- When I became a feminist: When I was about 15 and Mother had gone back to work as an engineer. I sat and listened to a conversation at some party between her and a woman friend who was a professor of Anthropology at the University of Minnesota. I cannot remember her name, but I think her husband worked with Dad. Anyway, they were calmly comparing notes on how they were treated by other women in their respected neighborhoods. They described being left out of all neighborhood social activities, and many other slights and insults. They were essentially ostracized, by other women, because of their education and because they chose to work outside the home. They discussed this calmly, with no rancor. That was just the way it was for women like them. I clearly remember how angry I got at the stupidity and unfairness of it all. I’m still angry.
- As President of LWEA in the late 1970’s, I joined the WEA Women’s Caucus. I had several reasons for this. I was representing 800 teachers, and roughly half of them were women.

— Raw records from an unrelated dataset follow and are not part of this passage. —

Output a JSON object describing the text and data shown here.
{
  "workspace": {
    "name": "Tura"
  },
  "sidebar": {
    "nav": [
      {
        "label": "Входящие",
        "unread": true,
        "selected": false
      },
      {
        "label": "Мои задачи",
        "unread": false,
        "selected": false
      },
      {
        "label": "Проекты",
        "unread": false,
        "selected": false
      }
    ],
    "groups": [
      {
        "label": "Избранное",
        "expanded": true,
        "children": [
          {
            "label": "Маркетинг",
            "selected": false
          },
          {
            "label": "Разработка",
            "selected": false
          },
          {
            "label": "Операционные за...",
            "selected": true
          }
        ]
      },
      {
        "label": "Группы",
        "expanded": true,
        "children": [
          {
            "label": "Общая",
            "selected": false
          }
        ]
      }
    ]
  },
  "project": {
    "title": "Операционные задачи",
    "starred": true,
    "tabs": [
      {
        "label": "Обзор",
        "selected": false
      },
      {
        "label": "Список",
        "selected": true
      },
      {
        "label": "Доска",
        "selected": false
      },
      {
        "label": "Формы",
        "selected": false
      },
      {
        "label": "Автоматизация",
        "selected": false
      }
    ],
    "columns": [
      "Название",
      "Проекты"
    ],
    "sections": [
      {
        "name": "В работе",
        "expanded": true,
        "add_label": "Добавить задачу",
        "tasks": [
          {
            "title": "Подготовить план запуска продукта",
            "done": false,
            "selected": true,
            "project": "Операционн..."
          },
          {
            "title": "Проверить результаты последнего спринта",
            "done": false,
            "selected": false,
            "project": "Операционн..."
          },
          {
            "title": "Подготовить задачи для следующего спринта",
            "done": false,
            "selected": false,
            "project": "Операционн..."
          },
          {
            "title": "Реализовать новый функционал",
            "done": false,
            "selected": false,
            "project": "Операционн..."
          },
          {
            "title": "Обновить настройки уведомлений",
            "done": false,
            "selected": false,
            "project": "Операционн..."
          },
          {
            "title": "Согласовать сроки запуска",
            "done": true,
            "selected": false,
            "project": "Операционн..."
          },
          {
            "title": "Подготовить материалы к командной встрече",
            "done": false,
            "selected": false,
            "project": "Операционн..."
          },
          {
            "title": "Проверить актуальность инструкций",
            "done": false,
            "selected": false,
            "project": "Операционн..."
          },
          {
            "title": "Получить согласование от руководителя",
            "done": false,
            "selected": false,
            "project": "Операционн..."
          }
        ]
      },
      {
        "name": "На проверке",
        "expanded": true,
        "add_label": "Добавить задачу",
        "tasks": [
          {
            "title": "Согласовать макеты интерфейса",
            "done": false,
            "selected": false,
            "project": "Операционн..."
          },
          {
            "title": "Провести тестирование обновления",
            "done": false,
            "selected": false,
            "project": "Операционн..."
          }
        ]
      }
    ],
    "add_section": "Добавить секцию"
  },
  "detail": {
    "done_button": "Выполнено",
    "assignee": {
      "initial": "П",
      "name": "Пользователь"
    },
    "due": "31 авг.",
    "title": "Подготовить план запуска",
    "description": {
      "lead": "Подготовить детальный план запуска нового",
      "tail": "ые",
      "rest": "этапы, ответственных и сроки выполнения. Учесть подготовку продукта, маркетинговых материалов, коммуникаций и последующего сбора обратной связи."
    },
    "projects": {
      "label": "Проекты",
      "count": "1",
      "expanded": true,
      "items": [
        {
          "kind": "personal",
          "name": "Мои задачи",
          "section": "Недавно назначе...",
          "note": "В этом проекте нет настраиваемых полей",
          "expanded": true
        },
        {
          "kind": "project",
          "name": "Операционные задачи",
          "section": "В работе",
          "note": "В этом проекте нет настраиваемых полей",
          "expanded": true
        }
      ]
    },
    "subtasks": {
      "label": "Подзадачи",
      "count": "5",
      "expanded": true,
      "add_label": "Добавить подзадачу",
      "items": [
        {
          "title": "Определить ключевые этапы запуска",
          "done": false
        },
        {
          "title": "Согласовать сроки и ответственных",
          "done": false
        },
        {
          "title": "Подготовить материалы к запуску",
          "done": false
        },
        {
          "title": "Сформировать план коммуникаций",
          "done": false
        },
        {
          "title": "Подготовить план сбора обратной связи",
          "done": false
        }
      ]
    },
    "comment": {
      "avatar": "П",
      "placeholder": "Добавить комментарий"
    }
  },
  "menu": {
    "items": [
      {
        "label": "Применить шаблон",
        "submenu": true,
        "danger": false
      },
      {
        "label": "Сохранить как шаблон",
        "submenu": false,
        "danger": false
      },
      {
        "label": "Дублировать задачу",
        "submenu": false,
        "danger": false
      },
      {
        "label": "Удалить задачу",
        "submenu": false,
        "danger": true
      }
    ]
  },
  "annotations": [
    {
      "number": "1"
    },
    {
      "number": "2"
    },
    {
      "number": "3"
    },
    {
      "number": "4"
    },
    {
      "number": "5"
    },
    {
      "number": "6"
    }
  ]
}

Education is the only field I can think of where everyone, historically, are paid “women’s wages,” so gains for women would be gains for me. To be fair, the union paid my dues, so it was not a financial issue, but I did take some sexist flak for it.
- After coaching boy’s teams in several sports for over a decade, I switched to coaching girls for the final decade I coached. A large part of that was due to Mom. I remember standing in line at a grocery store with a very young Dorine in my arms, on my way home after a girls’ basketball game. I was wearing a “coaching staff” shirt. The woman at the counter said “Oh, isn’t that how it is! Dad is a coach and he gets a girl.” One of the few times in my life I was rendered speechless.
- Sexism works both ways. At one point the Juanita principal wanted to talk to me about sexism in the English Department I chaired. I agreed that it was a huge problem, but explained it was coming from the women and directed at the men. She laughed, thinking I was kidding. I assured her I was serious. A week or so later we were in an English department meeting with her when one of the women went off on a rant about men in general – which was common. All of the other women nodded along with her, and the principal looked at me as if she’d been slapped. Her face went white, and we got along just fine after that.
- At one time I had an extremely attractive assistant coach, and in my last gig (ten years later) I was the assistant to an extremely attractive head coach. BOTH of them came to me for advice, almost in tears, because other women on the staff were gossiping that the only reason they were coaching with me was because we were having an affair. They were both much younger than me, and were appalled and embarrassed and very angry. Who wouldn’t be? I advised them to let it go, with the sage wisdom that some people have such wretched personal lives that they have to live vicariously through the lurid lives they imagine others are leading. That seemed to help them, and it may have been true.
At the end of my pondering process I’m left wondering which sex is more guilty of promoting sexism and depriving women of a fair shake. We usually blame men for this, and I think that is overly simplistic. Often, as I have experienced, it is utterly incorrect.
However, much progress has been made, and the future looks brighter.
Thanks, Mom and Dad.
Copyright 2015 David Preston